What to do: Retype the whole listing that follows, with nothing added or left out.

Dataset:
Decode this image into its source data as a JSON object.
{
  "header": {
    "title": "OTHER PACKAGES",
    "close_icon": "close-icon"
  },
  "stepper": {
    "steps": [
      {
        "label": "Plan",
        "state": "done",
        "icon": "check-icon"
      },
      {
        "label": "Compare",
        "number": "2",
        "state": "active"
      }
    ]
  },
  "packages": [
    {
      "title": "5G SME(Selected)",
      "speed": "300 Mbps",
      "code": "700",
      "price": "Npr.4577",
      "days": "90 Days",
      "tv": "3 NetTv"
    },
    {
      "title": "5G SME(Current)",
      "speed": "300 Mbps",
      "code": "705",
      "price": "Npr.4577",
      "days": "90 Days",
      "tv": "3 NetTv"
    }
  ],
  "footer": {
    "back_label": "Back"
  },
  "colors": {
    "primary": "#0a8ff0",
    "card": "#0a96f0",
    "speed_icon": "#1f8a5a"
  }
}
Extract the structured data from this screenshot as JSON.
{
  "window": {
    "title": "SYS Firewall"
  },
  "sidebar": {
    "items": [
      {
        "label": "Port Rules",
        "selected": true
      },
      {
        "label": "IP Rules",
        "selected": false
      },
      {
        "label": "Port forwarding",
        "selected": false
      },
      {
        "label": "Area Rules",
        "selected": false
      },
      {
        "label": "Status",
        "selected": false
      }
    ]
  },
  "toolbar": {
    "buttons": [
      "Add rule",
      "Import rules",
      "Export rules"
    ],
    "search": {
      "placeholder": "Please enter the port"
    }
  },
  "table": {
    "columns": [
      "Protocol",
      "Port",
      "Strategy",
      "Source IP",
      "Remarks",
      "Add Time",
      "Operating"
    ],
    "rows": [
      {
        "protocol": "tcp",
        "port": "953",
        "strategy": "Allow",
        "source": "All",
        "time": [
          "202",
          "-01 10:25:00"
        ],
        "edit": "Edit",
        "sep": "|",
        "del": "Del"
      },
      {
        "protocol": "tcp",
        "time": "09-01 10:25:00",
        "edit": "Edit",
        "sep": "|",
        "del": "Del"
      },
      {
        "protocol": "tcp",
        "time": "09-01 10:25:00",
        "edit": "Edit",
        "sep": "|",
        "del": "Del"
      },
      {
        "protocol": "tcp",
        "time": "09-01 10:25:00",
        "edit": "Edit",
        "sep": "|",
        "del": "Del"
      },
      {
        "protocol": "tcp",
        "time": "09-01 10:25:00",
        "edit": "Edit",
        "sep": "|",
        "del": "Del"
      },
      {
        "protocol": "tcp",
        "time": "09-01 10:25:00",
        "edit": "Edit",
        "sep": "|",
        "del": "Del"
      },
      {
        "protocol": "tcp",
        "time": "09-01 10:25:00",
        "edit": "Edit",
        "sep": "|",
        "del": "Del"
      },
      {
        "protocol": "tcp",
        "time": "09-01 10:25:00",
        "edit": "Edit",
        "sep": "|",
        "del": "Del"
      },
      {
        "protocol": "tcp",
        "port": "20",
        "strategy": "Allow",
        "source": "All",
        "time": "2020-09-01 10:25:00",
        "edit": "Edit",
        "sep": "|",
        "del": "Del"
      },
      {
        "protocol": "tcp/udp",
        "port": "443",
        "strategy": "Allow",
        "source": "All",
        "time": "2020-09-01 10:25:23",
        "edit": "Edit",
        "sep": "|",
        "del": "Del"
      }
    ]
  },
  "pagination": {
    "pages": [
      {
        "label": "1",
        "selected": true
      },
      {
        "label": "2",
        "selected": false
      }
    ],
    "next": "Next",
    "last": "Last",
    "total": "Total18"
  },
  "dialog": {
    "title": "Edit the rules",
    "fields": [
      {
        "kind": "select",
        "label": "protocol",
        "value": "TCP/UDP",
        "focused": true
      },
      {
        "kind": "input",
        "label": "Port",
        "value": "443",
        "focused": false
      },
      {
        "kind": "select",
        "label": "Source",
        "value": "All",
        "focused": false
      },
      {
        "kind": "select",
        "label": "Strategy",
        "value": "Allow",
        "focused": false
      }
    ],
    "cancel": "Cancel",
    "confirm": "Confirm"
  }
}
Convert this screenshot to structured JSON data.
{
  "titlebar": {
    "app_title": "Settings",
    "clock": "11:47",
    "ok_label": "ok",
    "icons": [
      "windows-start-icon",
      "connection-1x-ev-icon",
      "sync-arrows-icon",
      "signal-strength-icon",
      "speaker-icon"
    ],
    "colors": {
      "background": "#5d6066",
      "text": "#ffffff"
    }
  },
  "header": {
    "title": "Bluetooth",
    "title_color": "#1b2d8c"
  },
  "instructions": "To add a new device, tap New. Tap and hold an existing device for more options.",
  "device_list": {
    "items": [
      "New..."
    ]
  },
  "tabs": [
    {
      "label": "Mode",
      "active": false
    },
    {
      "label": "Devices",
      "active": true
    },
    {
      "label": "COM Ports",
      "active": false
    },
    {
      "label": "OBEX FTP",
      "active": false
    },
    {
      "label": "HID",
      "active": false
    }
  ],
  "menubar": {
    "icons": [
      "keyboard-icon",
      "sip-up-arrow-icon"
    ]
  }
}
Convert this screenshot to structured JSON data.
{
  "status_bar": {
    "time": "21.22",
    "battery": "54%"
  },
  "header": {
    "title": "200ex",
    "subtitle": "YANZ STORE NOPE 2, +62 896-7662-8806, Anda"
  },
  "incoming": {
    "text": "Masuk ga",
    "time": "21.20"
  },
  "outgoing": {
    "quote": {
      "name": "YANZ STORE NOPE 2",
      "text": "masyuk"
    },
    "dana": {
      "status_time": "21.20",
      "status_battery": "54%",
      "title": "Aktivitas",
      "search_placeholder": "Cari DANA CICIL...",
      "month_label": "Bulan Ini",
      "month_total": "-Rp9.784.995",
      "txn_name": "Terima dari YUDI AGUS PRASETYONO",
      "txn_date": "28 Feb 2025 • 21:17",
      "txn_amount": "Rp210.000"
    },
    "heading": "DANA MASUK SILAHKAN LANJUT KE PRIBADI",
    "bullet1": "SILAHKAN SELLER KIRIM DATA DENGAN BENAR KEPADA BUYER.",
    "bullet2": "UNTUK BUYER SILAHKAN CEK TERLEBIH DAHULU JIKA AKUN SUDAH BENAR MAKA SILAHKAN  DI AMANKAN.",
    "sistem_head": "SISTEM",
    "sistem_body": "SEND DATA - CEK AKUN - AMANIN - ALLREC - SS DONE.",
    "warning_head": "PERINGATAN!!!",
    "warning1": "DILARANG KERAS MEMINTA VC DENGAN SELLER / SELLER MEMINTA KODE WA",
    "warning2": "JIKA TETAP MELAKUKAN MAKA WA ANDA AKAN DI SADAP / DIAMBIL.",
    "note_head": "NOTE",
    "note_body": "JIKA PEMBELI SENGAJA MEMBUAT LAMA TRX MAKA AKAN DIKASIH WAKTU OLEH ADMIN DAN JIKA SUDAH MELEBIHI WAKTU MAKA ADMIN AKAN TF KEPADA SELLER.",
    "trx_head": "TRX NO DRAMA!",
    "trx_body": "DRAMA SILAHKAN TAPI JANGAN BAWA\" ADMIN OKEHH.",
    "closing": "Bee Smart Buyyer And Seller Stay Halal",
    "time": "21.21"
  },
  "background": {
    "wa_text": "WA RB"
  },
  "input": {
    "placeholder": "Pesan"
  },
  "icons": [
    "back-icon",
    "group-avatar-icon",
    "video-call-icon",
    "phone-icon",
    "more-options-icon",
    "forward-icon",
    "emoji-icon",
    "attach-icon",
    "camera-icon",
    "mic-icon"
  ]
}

Response area:
Decode this image into its source data as a JSON object.
{
  "header": {
    "title": "OTHER PACKAGES",
    "close_icon": "close-icon"
  },
  "stepper": {
    "steps": [
      {
        "label": "Plan",
        "state": "done",
        "icon": "check-icon"
      },
      {
        "label": "Compare",
        "number": "2",
        "state": "active"
      }
    ]
  },
  "packages": [
    {
      "title": "5G SME(Selected)",
      "speed": "300 Mbps",
      "code": "700",
      "price": "Npr.4577",
      "days": "90 Days",
      "tv": "3 NetTv"
    },
    {
      "title": "5G SME(Current)",
      "speed": "300 Mbps",
      "code": "705",
      "price": "Npr.4577",
      "days": "90 Days",
      "tv": "3 NetTv"
    }
  ],
  "footer": {
    "back_label": "Back"
  },
  "colors": {
    "primary": "#0a8ff0",
    "card": "#0a96f0",
    "speed_icon": "#1f8a5a"
  }
}
Extract the structured data from this screenshot as JSON.
{
  "window": {
    "title": "SYS Firewall"
  },
  "sidebar": {
    "items": [
      {
        "label": "Port Rules",
        "selected": true
      },
      {
        "label": "IP Rules",
        "selected": false
      },
      {
        "label": "Port forwarding",
        "selected": false
      },
      {
        "label": "Area Rules",
        "selected": false
      },
      {
        "label": "Status",
        "selected": false
      }
    ]
  },
  "toolbar": {
    "buttons": [
      "Add rule",
      "Import rules",
      "Export rules"
    ],
    "search": {
      "placeholder": "Please enter the port"
    }
  },
  "table": {
    "columns": [
      "Protocol",
      "Port",
      "Strategy",
      "Source IP",
      "Remarks",
      "Add Time",
      "Operating"
    ],
    "rows": [
      {
        "protocol": "tcp",
        "port": "953",
        "strategy": "Allow",
        "source": "All",
        "time": [
          "202",
          "-01 10:25:00"
        ],
        "edit": "Edit",
        "sep": "|",
        "del": "Del"
      },
      {
        "protocol": "tcp",
        "time": "09-01 10:25:00",
        "edit": "Edit",
        "sep": "|",
        "del": "Del"
      },
      {
        "protocol": "tcp",
        "time": "09-01 10:25:00",
        "edit": "Edit",
        "sep": "|",
        "del": "Del"
      },
      {
        "protocol": "tcp",
        "time": "09-01 10:25:00",
        "edit": "Edit",
        "sep": "|",
        "del": "Del"
      },
      {
        "protocol": "tcp",
        "time": "09-01 10:25:00",
        "edit": "Edit",
        "sep": "|",
        "del": "Del"
      },
      {
        "protocol": "tcp",
        "time": "09-01 10:25:00",
        "edit": "Edit",
        "sep": "|",
        "del": "Del"
      },
      {
        "protocol": "tcp",
        "time": "09-01 10:25:00",
        "edit": "Edit",
        "sep": "|",
        "del": "Del"
      },
      {
        "protocol": "tcp",
        "time": "09-01 10:25:00",
        "edit": "Edit",
        "sep": "|",
        "del": "Del"
      },
      {
        "protocol": "tcp",
        "port": "20",
        "strategy": "Allow",
        "source": "All",
        "time": "2020-09-01 10:25:00",
        "edit": "Edit",
        "sep": "|",
        "del": "Del"
      },
      {
        "protocol": "tcp/udp",
        "port": "443",
        "strategy": "Allow",
        "source": "All",
        "time": "2020-09-01 10:25:23",
        "edit": "Edit",
        "sep": "|",
        "del": "Del"
      }
    ]
  },
  "pagination": {
    "pages": [
      {
        "label": "1",
        "selected": true
      },
      {
        "label": "2",
        "selected": false
      }
    ],
    "next": "Next",
    "last": "Last",
    "total": "Total18"
  },
  "dialog": {
    "title": "Edit the rules",
    "fields": [
      {
        "kind": "select",
        "label": "protocol",
        "value": "TCP/UDP",
        "focused": true
      },
      {
        "kind": "input",
        "label": "Port",
        "value": "443",
        "focused": false
      },
      {
        "kind": "select",
        "label": "Source",
        "value": "All",
        "focused": false
      },
      {
        "kind": "select",
        "label": "Strategy",
        "value": "Allow",
        "focused": false
      }
    ],
    "cancel": "Cancel",
    "confirm": "Confirm"
  }
}
Convert this screenshot to structured JSON data.
{
  "titlebar": {
    "app_title": "Settings",
    "clock": "11:47",
    "ok_label": "ok",
    "icons": [
      "windows-start-icon",
      "connection-1x-ev-icon",
      "sync-arrows-icon",
      "signal-strength-icon",
      "speaker-icon"
    ],
    "colors": {
      "background": "#5d6066",
      "text": "#ffffff"
    }
  },
  "header": {
    "title": "Bluetooth",
    "title_color": "#1b2d8c"
  },
  "instructions": "To add a new device, tap New. Tap and hold an existing device for more options.",
  "device_list": {
    "items": [
      "New..."
    ]
  },
  "tabs": [
    {
      "label": "Mode",
      "active": false
    },
    {
      "label": "Devices",
      "active": true
    },
    {
      "label": "COM Ports",
      "active": false
    },
    {
      "label": "OBEX FTP",
      "active": false
    },
    {
      "label": "HID",
      "active": false
    }
  ],
  "menubar": {
    "icons": [
      "keyboard-icon",
      "sip-up-arrow-icon"
    ]
  }
}
Convert this screenshot to structured JSON data.
{
  "status_bar": {
    "time": "21.22",
    "battery": "54%"
  },
  "header": {
    "title": "200ex",
    "subtitle": "YANZ STORE NOPE 2, +62 896-7662-8806, Anda"
  },
  "incoming": {
    "text": "Masuk ga",
    "time": "21.20"
  },
  "outgoing": {
    "quote": {
      "name": "YANZ STORE NOPE 2",
      "text": "masyuk"
    },
    "dana": {
      "status_time": "21.20",
      "status_battery": "54%",
      "title": "Aktivitas",
      "search_placeholder": "Cari DANA CICIL...",
      "month_label": "Bulan Ini",
      "month_total": "-Rp9.784.995",
      "txn_name": "Terima dari YUDI AGUS PRASETYONO",
      "txn_date": "28 Feb 2025 • 21:17",
      "txn_amount": "Rp210.000"
    },
    "heading": "DANA MASUK SILAHKAN LANJUT KE PRIBADI",
    "bullet1": "SILAHKAN SELLER KIRIM DATA DENGAN BENAR KEPADA BUYER.",
    "bullet2": "UNTUK BUYER SILAHKAN CEK TERLEBIH DAHULU JIKA AKUN SUDAH BENAR MAKA SILAHKAN  DI AMANKAN.",
    "sistem_head": "SISTEM",
    "sistem_body": "SEND DATA - CEK AKUN - AMANIN - ALLREC - SS DONE.",
    "warning_head": "PERINGATAN!!!",
    "warning1": "DILARANG KERAS MEMINTA VC DENGAN SELLER / SELLER MEMINTA KODE WA",
    "warning2": "JIKA TETAP MELAKUKAN MAKA WA ANDA AKAN DI SADAP / DIAMBIL.",
    "note_head": "NOTE",
    "note_body": "JIKA PEMBELI SENGAJA MEMBUAT LAMA TRX MAKA AKAN DIKASIH WAKTU OLEH ADMIN DAN JIKA SUDAH MELEBIHI WAKTU MAKA ADMIN AKAN TF KEPADA SELLER.",
    "trx_head": "TRX NO DRAMA!",
    "trx_body": "DRAMA SILAHKAN TAPI JANGAN BAWA\" ADMIN OKEHH.",
    "closing": "Bee Smart Buyyer And Seller Stay Halal",
    "time": "21.21"
  },
  "background": {
    "wa_text": "WA RB"
  },
  "input": {
    "placeholder": "Pesan"
  },
  "icons": [
    "back-icon",
    "group-avatar-icon",
    "video-call-icon",
    "phone-icon",
    "more-options-icon",
    "forward-icon",
    "emoji-icon",
    "attach-icon",
    "camera-icon",
    "mic-icon"
  ]
}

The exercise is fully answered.